Huge religion survey: Gen X-ers less Christian, less Republican — And this is precisely why conservatives are working so furiously to stunt education and limit individual rights. When you help people be smarter and have more opportunities, they generally tend to be come less conservative.

?otD: How late were you up?

Writing time yesterday: 1.0 hours (Going to Extremes outline)
Body movement: 30 minute stationary bike ride
Hours slept: 6.0 (interrupted)
Weight: 241.4 (!)
Currently reading: Shattering the Ley by Benjamin Tate

[personal] Yesterday, all my, um… Wait, what?

So, about yesterday. Well, let’s see. Yesterday included:

  • Exercise
  • Blogging
  • Day jobbery
  • Two houseguests
  • Writing time on Going to Extremes
  • Almost three hours of documentary filmmaking at my house, part of that with my entire family in attendance
  • My parents’ 41st wedding anniversary, with a celebratory dinner
  • [info]the_child stressing out over preparations for her 8th grade graduation on Thursday

And that’s just the parts I can remember this morning. So, umm yeah? Remember how I was going to slow down the week after JayCon? Not so much.

Life, she is for living.

[links] Link salad feels Bashful

Filming begins on The Family Lake — Now it can be told… I (and my family) will be the subject of a feature-length documentary for which principal photography has begun.

#SkiffyandFanty Episode #102 — An Interview w/ J. A. Pitts (a.k.a. The Seattle Bruiser)

Pulp Pastiche and a Plea for Patrons — Saladin Ahmed talks about some of the hard realities of his life as a writer. Go read, and help him out if you can.

The pay brisk money for this crap? — Ah, science fiction. (Thanks to [info]lillypond, a/k/a my sister.)

Star Wars take on M.C. Escher — Whoa. (Thanks to Lisa Costello.)

‘The Hardest Logic Puzzle Ever’ Made Even HarderThe process of making a famous problem in logic even harder reveals fascinating insights into the relationship between logic and language.

Over 100 Beautifully Preserved Terracotta Warriors Unearthed in China — (Via [info]scarlettina.)

Authorities investigate lungs found on L.A. sidewalk — Just breathe, people. It will be alright. No, wait…

Causes of mammoth extinction resonate in modern realities

Promethian panspermia — Roger Ebert on intelligent design and panspermia.

Colder winters may be new normal due to melting Arctic iceWarmer air over ice-free areas lets frigid air migrate south. Amazing how even nature herself joins the liberal conspiracy against conservative ideology. Confidential to GOP in America: Your obsessive rigidity about absurdities such as opposition to evolution and climate change discredits every position you take, even the potentially sane and sensible ones.

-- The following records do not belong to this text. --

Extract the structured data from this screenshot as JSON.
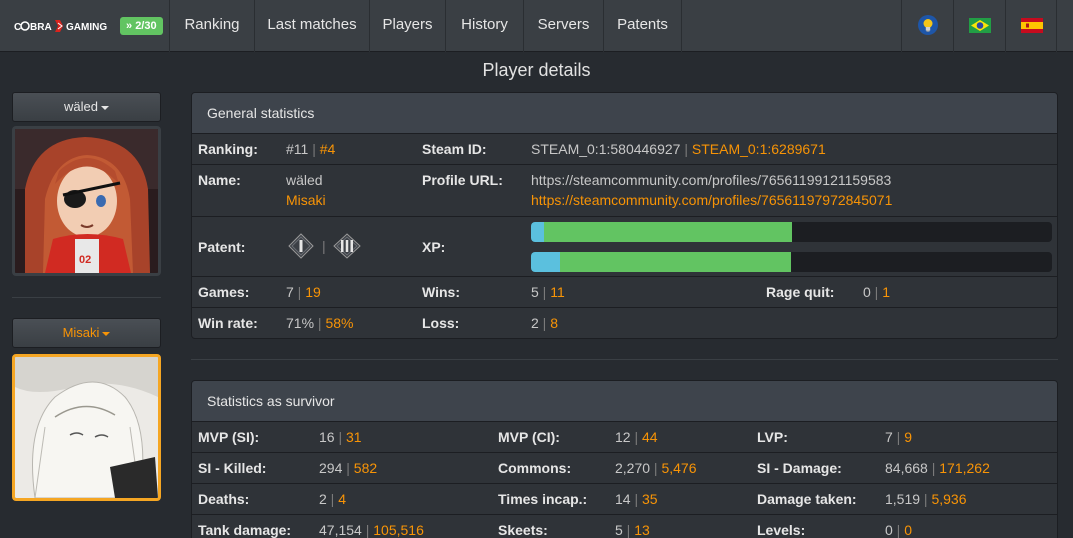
{
  "nav": {
    "logo": "COBRA GAMING",
    "counter": "2/30",
    "items": [
      "Ranking",
      "Last matches",
      "Players",
      "History",
      "Servers",
      "Patents"
    ]
  },
  "page_title": "Player details",
  "sidebar": {
    "player1": "wäled",
    "player2": "Misaki"
  },
  "general": {
    "title": "General statistics",
    "ranking_label": "Ranking:",
    "ranking_p1": "#11",
    "ranking_p2": "#4",
    "steamid_label": "Steam ID:",
    "steamid_p1": "STEAM_0:1:580446927",
    "steamid_p2": "STEAM_0:1:6289671",
    "name_label": "Name:",
    "name_p1": "wäled",
    "name_p2": "Misaki",
    "profile_label": "Profile URL:",
    "profile_p1": "https://steamcommunity.com/profiles/76561199121159583",
    "profile_p2": "https://steamcommunity.com/profiles/76561197972845071",
    "patent_label": "Patent:",
    "xp_label": "XP:",
    "xp_p1": {
      "blue": 0.024,
      "green": 0.5
    },
    "xp_p2": {
      "blue": 0.056,
      "green": 0.5
    },
    "games_label": "Games:",
    "games_p1": "7",
    "games_p2": "19",
    "wins_label": "Wins:",
    "wins_p1": "5",
    "wins_p2": "11",
    "ragequit_label": "Rage quit:",
    "ragequit_p1": "0",
    "ragequit_p2": "1",
    "winrate_label": "Win rate:",
    "winrate_p1": "71%",
    "winrate_p2": "58%",
    "loss_label": "Loss:",
    "loss_p1": "2",
    "loss_p2": "8"
  },
  "survivor": {
    "title": "Statistics as survivor",
    "rows": [
      [
        {
          "label": "MVP (SI):",
          "p1": "16",
          "p2": "31"
        },
        {
          "label": "MVP (CI):",
          "p1": "12",
          "p2": "44"
        },
        {
          "label": "LVP:",
          "p1": "7",
          "p2": "9"
        }
      ],
      [
        {
          "label": "SI - Killed:",
          "p1": "294",
          "p2": "582"
        },
        {
          "label": "Commons:",
          "p1": "2,270",
          "p2": "5,476"
        },
        {
          "label": "SI - Damage:",
          "p1": "84,668",
          "p2": "171,262"
        }
      ],
      [
        {
          "label": "Deaths:",
          "p1": "2",
          "p2": "4"
        },
        {
          "label": "Times incap.:",
          "p1": "14",
          "p2": "35"
        },
        {
          "label": "Damage taken:",
          "p1": "1,519",
          "p2": "5,936"
        }
      ],
      [
        {
          "label": "Tank damage:",
          "p1": "47,154",
          "p2": "105,516"
        },
        {
          "label": "Skeets:",
          "p1": "5",
          "p2": "13"
        },
        {
          "label": "Levels:",
          "p1": "0",
          "p2": "0"
        }
      ]
    ]
  },
  "colors": {
    "accent": "#f89406",
    "success": "#62c462",
    "info": "#5bc0de"
  }
}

You can’t deny people their rights and be nice about it — Opposition to gay marriage is still hatred and bigotry, no matter how nice you think you are. A lot of segregationists thought they were nice people, too. That didn’t get them or you off the hook.

Same-sex marriage is on November ballot — This is in Washington. Because arrant bigotry must always be put to the vote. Just because a majority of people are wrong doesn’t make them right.

Rethinking Same-Sex Parenting (but Not Really) — Ta-Nehisi Coates responds to the idiotic new piece in Slate. Jed Hartman with more on this, that more being eminently sensible.

You Always Knew it, but Now . . . — Ten open secrets about life in Western democracies. Facts not valid for the untroubled beautiful minds of conservatives, of course.

After Giffords Shooting, Violent Rhetoric Trickles Back Into Campaigns — Gee, I wonder which party it could possibly be that would employ violent and eliminationist rhetoric.

Your Own Little Corner of the Gas Chamber — A close look inside what passes for conservative “thought” about what they imagine liberals to be.

Don’t Think We Need Firefighters? We Need Firefighters. — Colorado Republicans who voted for massive Federal firefighting cuts now begging for massive Federal firefighting assistance. As I keep saying, no one likes conservative policies when applied to them personally. Especially not conservatives.

?otD: Why are only one out of seven dwarves Happy?

Writing time yesterday: 1.0 hours (Going to Extremes outline)
Body movement: 30 minute stationary bike ride
Hours slept: 7.0 (solid)
Weight: 242.0 (!!)
Currently reading: Shattering the Ley by Benjamin Tate